No Judge should favor one side or be impartial; however, the actions of Judge Dickey show otherwise. The State prosecutor in the above case, Andrew Jones, shares the same office with public defender Scott Sterling at 101 Bush Boulevard. However, no plea deal was done between the two because of Judge Dickey allowing the attorney from the civil case to assist Jones in the prosecution. Judge Dickey’s loyalty behind the bench for 35 years is commendable. Judge Dickey should be honored for his 35 years; however, his inability to separate himself personally from a case, hopefully, will result in the Judicial Qualifications Commission removing him from the bench. Seminole Corrupted County is quickly becoming a cesspool with Judge Dickey at the helm. If you want to help please go to and tell your House Representative to impeach Judge Dickey. Seminole County is represented by Chris Dorworth, Jason Brodeur, Larry Metz, and Scott Plakon. The members of the house with a 2/3 vote can expel him, or if you have any information on Judge Dickey, send it to the Judicial Qualifications Commission at 1110 Thomasville Road, Tallahassee, Florida 32303. The JQC can recommend to the state Supreme Court to reprimand or retire Judge Dickey. And remember, every day innocent people get put in jail because of corruption and Judges abusing their power. If you would like to help, visit and make a donation to help stop corruption in our courts.

Press & Media Contact:
Mark Daniel
Seminole, FL

Counselor Teaches Resiliency is Mind Over Matter

High school counselor and former special education teacher, Kasey Kellem knows a lot about facing life challenges.

Cleveland, OH (USA), Saturday – October 22nd, 2011 — High school counselor and former special education teacher, Kasey Kellem knows a lot about facing life challenges. Her new book series, Mind Over Matter, teaches young children how to be resilient to them. “Everyone faces tumultuous times in their lives,” Kellem said. The Cleveland area conselor said she hopes her books will teach children they can get through their gut-wrenching, stressful troubles using a mind over matter technique that is within everyone.

Kellem’s goal is to get the book into the hands of as many children under age six as possible to introduce them to five concepts of resiliency. In order to overcome challenges, the author said, one must “believe, dream, love, relax and laugh.” If they learn these things early on, they will be able to use them the rest of their lives to overcome the many challenges that will come their way, she explained. The first book in her Mind Over Matter series is Believe.

Halo International Publisher Lisa Umina is pleased to publish Kellem’s inspiring series of books. “This series is something that will help children throughout their entire lives,” Umina said.

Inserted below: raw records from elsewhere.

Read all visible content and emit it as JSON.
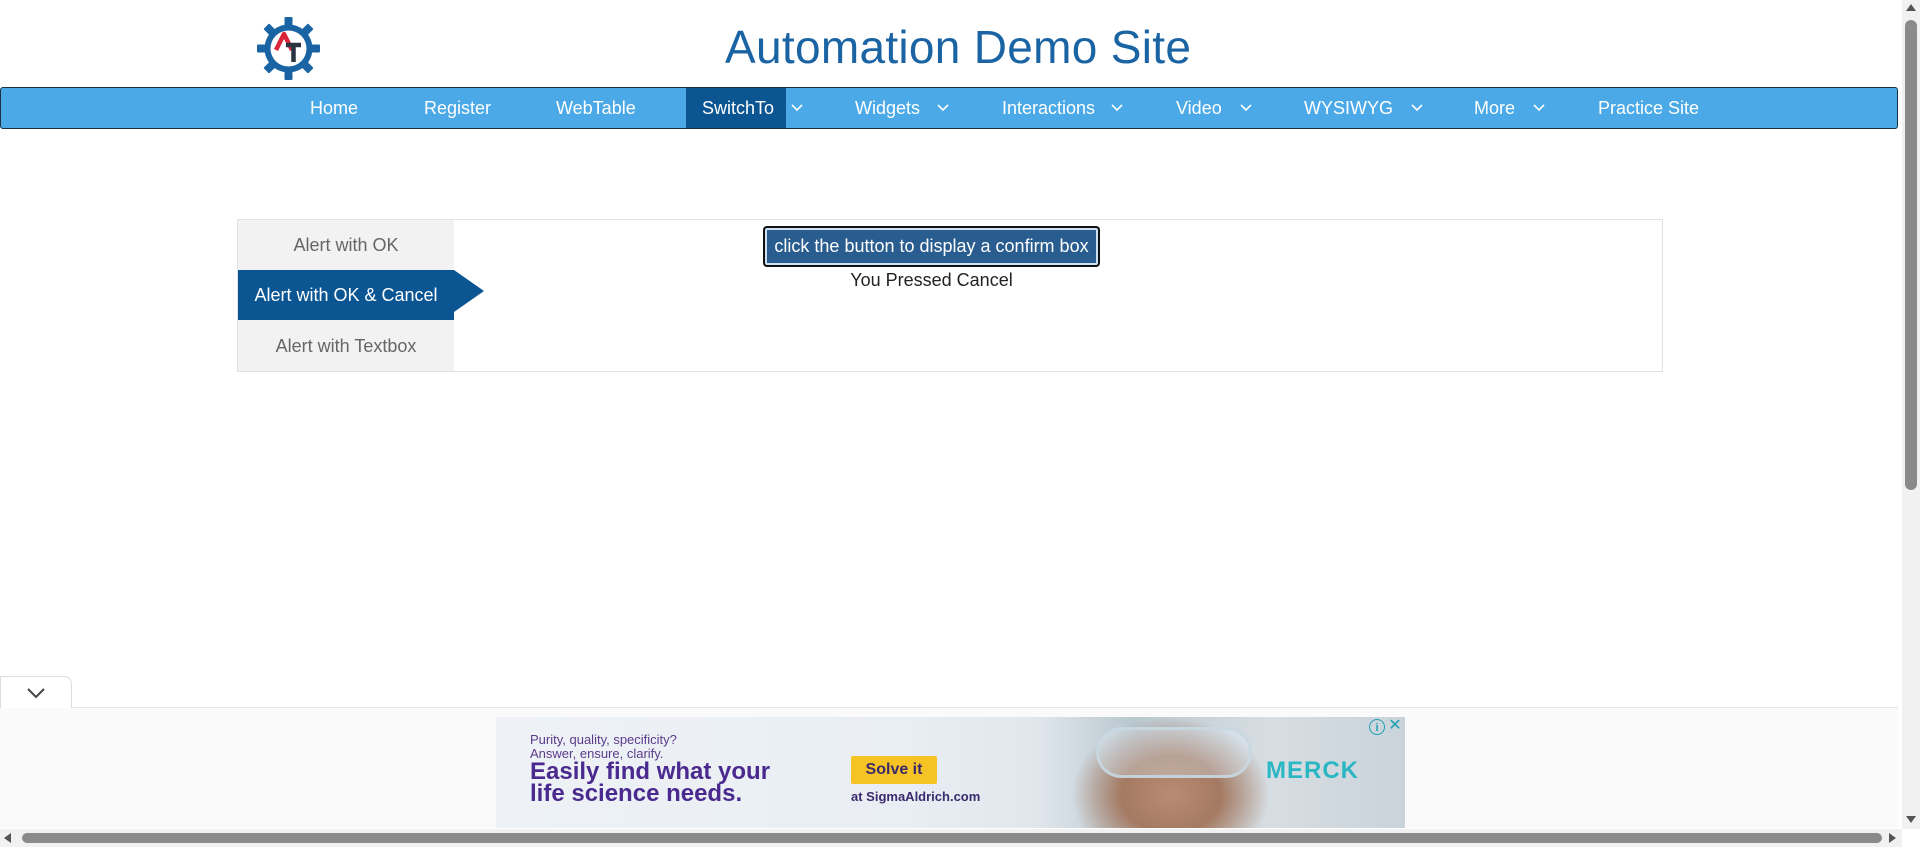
{
  "header": {
    "title": "Automation Demo Site",
    "logo_letters": "AT"
  },
  "nav": {
    "items": [
      {
        "label": "Home",
        "dropdown": false,
        "active": false
      },
      {
        "label": "Register",
        "dropdown": false,
        "active": false
      },
      {
        "label": "WebTable",
        "dropdown": false,
        "active": false
      },
      {
        "label": "SwitchTo",
        "dropdown": true,
        "active": true
      },
      {
        "label": "Widgets",
        "dropdown": true,
        "active": false
      },
      {
        "label": "Interactions",
        "dropdown": true,
        "active": false
      },
      {
        "label": "Video",
        "dropdown": true,
        "active": false
      },
      {
        "label": "WYSIWYG",
        "dropdown": true,
        "active": false
      },
      {
        "label": "More",
        "dropdown": true,
        "active": false
      },
      {
        "label": "Practice Site",
        "dropdown": false,
        "active": false
      }
    ]
  },
  "alerts": {
    "tabs": [
      {
        "label": "Alert with OK",
        "active": false
      },
      {
        "label": "Alert with OK & Cancel",
        "active": true
      },
      {
        "label": "Alert with Textbox",
        "active": false
      }
    ],
    "button_label": "click the button to display a confirm box",
    "result_text": "You Pressed Cancel"
  },
  "ad": {
    "small_line1": "Purity, quality, specificity?",
    "small_line2": "Answer, ensure, clarify.",
    "headline1": "Easily find what your",
    "headline2": "life science needs.",
    "cta": "Solve it",
    "url": "at SigmaAldrich.com",
    "brand": "MERCK",
    "info_icon": "info-icon",
    "close_icon": "close-icon"
  },
  "colors": {
    "nav_bg": "#4aa9e6",
    "nav_active": "#0b5593",
    "title": "#1b64a4",
    "button_bg": "#2a5d8f"
  }
}
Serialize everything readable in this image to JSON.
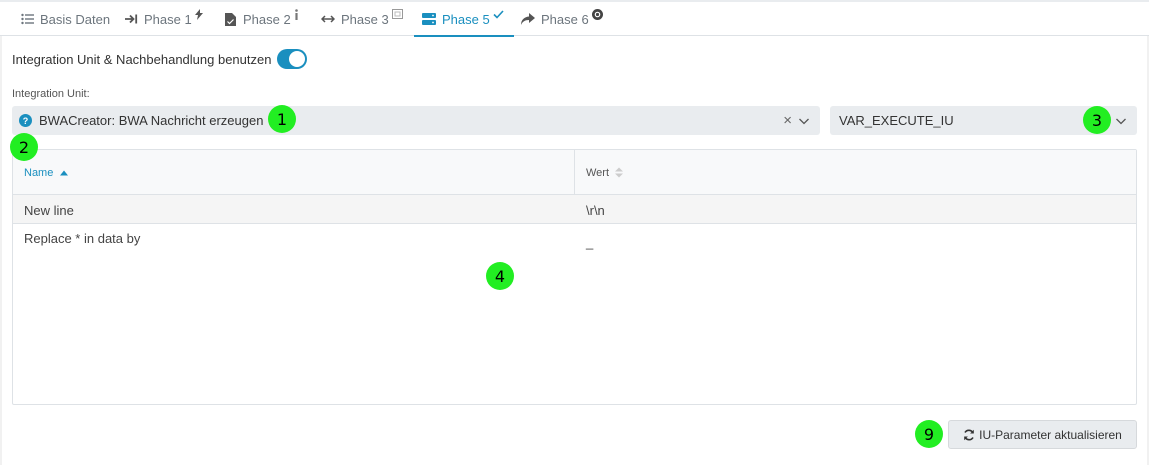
{
  "tabs": [
    {
      "label": "Basis Daten",
      "icon": "list-icon"
    },
    {
      "label": "Phase 1",
      "icon": "arrow-right-bar-icon",
      "sup_icon": "bolt-icon"
    },
    {
      "label": "Phase 2",
      "icon": "file-icon",
      "sup_icon": "info-icon"
    },
    {
      "label": "Phase 3",
      "icon": "arrows-horizontal-icon",
      "sup_icon": "box-icon"
    },
    {
      "label": "Phase 5",
      "icon": "server-icon",
      "sup_icon": "check-icon",
      "active": true
    },
    {
      "label": "Phase 6",
      "icon": "share-arrow-icon",
      "sup_icon": "circle-badge-icon"
    }
  ],
  "toggle": {
    "label": "Integration Unit & Nachbehandlung benutzen",
    "on": true
  },
  "integration_unit": {
    "label": "Integration Unit:",
    "selected": "BWACreator: BWA Nachricht erzeugen",
    "clear": "×"
  },
  "variable_select": {
    "selected": "VAR_EXECUTE_IU"
  },
  "table": {
    "columns": [
      "Name",
      "Wert"
    ],
    "rows": [
      {
        "name": "New line",
        "value": "\\r\\n"
      },
      {
        "name": "Replace * in data by",
        "value": "_"
      }
    ]
  },
  "markers": [
    "1",
    "2",
    "3",
    "4",
    "9"
  ],
  "refresh_button": {
    "label": "IU-Parameter aktualisieren"
  },
  "colors": {
    "accent": "#1a8fbf",
    "marker": "#22ee22",
    "field_bg": "#e9ecef"
  }
}
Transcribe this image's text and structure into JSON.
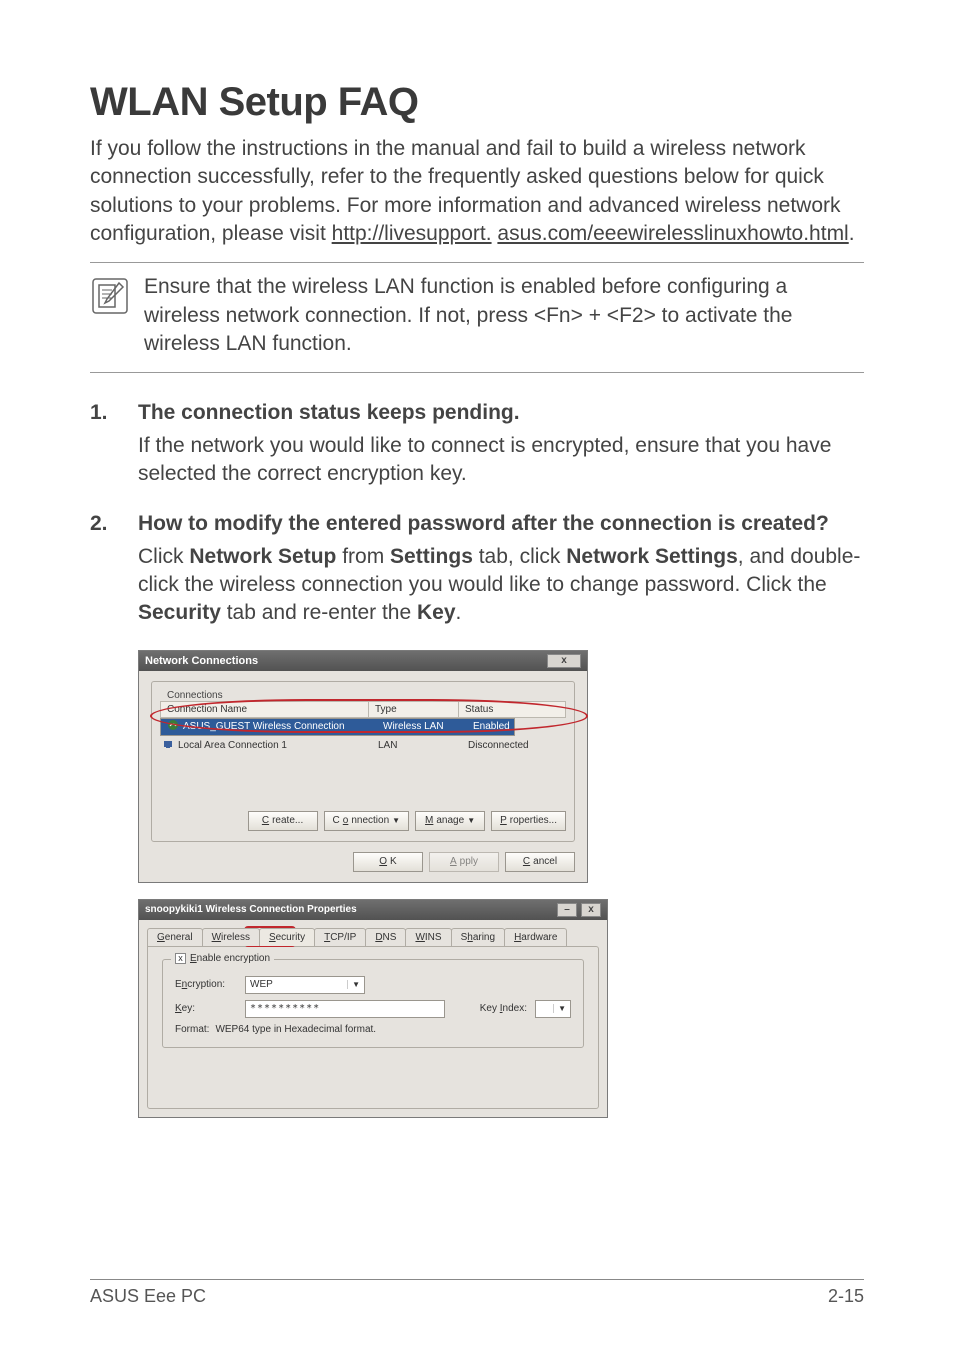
{
  "heading": "WLAN Setup FAQ",
  "intro_pre": "If you follow the instructions in the manual and fail to build a wireless network connection successfully, refer to the frequently asked questions below for quick solutions to your problems. For more information and advanced wireless network configuration, please visit ",
  "intro_link1": "http://livesupport.",
  "intro_link2": "asus.com/eeewirelesslinuxhowto.html",
  "intro_post": ".",
  "note": "Ensure that the wireless LAN function is enabled before configuring a wireless network connection. If not, press <Fn> + <F2> to activate the wireless LAN function.",
  "faq": [
    {
      "num": "1.",
      "q": "The connection status keeps pending.",
      "a_html": "If the network you would like to connect is encrypted, ensure that you have selected the correct encryption key."
    },
    {
      "num": "2.",
      "q": "How to modify the entered password after the connection is created?",
      "a_pre": "Click ",
      "a_b1": "Network Setup",
      "a_mid1": " from ",
      "a_b2": "Settings",
      "a_mid2": " tab, click ",
      "a_b3": "Network Settings",
      "a_mid3": ", and double-click the wireless connection you would like to change password. Click the ",
      "a_b4": "Security",
      "a_mid4": " tab and re-enter the ",
      "a_b5": "Key",
      "a_post": "."
    }
  ],
  "dlg1": {
    "title": "Network Connections",
    "close": "x",
    "fieldset": "Connections",
    "columns": {
      "name": "Connection Name",
      "type": "Type",
      "status": "Status"
    },
    "rows": [
      {
        "name": "ASUS_GUEST Wireless Connection",
        "type": "Wireless LAN",
        "status": "Enabled",
        "selected": true
      },
      {
        "name": "Local Area Connection 1",
        "type": "LAN",
        "status": "Disconnected",
        "selected": false
      }
    ],
    "buttons": {
      "create": "Create...",
      "connection": "Connection",
      "manage": "Manage",
      "properties": "Properties..."
    },
    "buttons2": {
      "ok": "OK",
      "apply": "Apply",
      "cancel": "Cancel"
    },
    "accel": {
      "create": "C",
      "connection": "o",
      "manage": "M",
      "properties": "P",
      "ok": "O",
      "apply": "A",
      "cancel": "C"
    }
  },
  "dlg2": {
    "title": "snoopykiki1 Wireless Connection Properties",
    "min": "–",
    "close": "x",
    "tabs": [
      "General",
      "Wireless",
      "Security",
      "TCP/IP",
      "DNS",
      "WINS",
      "Sharing",
      "Hardware"
    ],
    "active_tab_index": 2,
    "checkbox_label": "Enable encryption",
    "checkbox_checked": "x",
    "encryption_label": "Encryption:",
    "encryption_value": "WEP",
    "key_label": "Key:",
    "key_value": "**********",
    "keyindex_label": "Key Index:",
    "keyindex_value": "",
    "format_label": "Format:",
    "format_value": "WEP64 type in Hexadecimal format.",
    "accel": {
      "general": "G",
      "wireless": "W",
      "security": "S",
      "tcpip": "T",
      "dns": "D",
      "wins": "W",
      "sharing": "h",
      "hardware": "H",
      "enable": "E",
      "encryption": "n",
      "key": "K",
      "index": "I"
    }
  },
  "footer": {
    "left": "ASUS Eee PC",
    "right": "2-15"
  }
}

Kellem said she grew up in a “traditional nuclear family” that included her mom and dad and three sisters in Fairview Park, Ohio. She attended Magnificat High School and earned her bachelor’s degree at Baldwin Wallace College and master’s degree in Special Education at Kent State University. She also has an Educational Specialist Degree in counseling. While growing up, Kellem said she played sports and percussion instruments in the band, and was pretty much the class clown. She knew then that laughter helps people get through some rotten times.

The Normandy High School counselor has devoted her life to helping thousands of children facing adversity how to be resilient. She has spent 22 years in education, 10 as a special education teacher and the past 12 as a high school counselor.

Kellem also is devoted to her husband, Craig, and two step children, Jessica and Joe, as well as her siblings, father and students. The Mind Over Matter (M.O.M.) series is dedicated to Kellem’s late mother, who taught the author how to be resilient.

To order your personalized copy of Believe, visit .

Press & Media Contact:
Lisa M. Umina, Publisher
Halo Publishing International
5549 Canal Road
Cleveland, OH 44125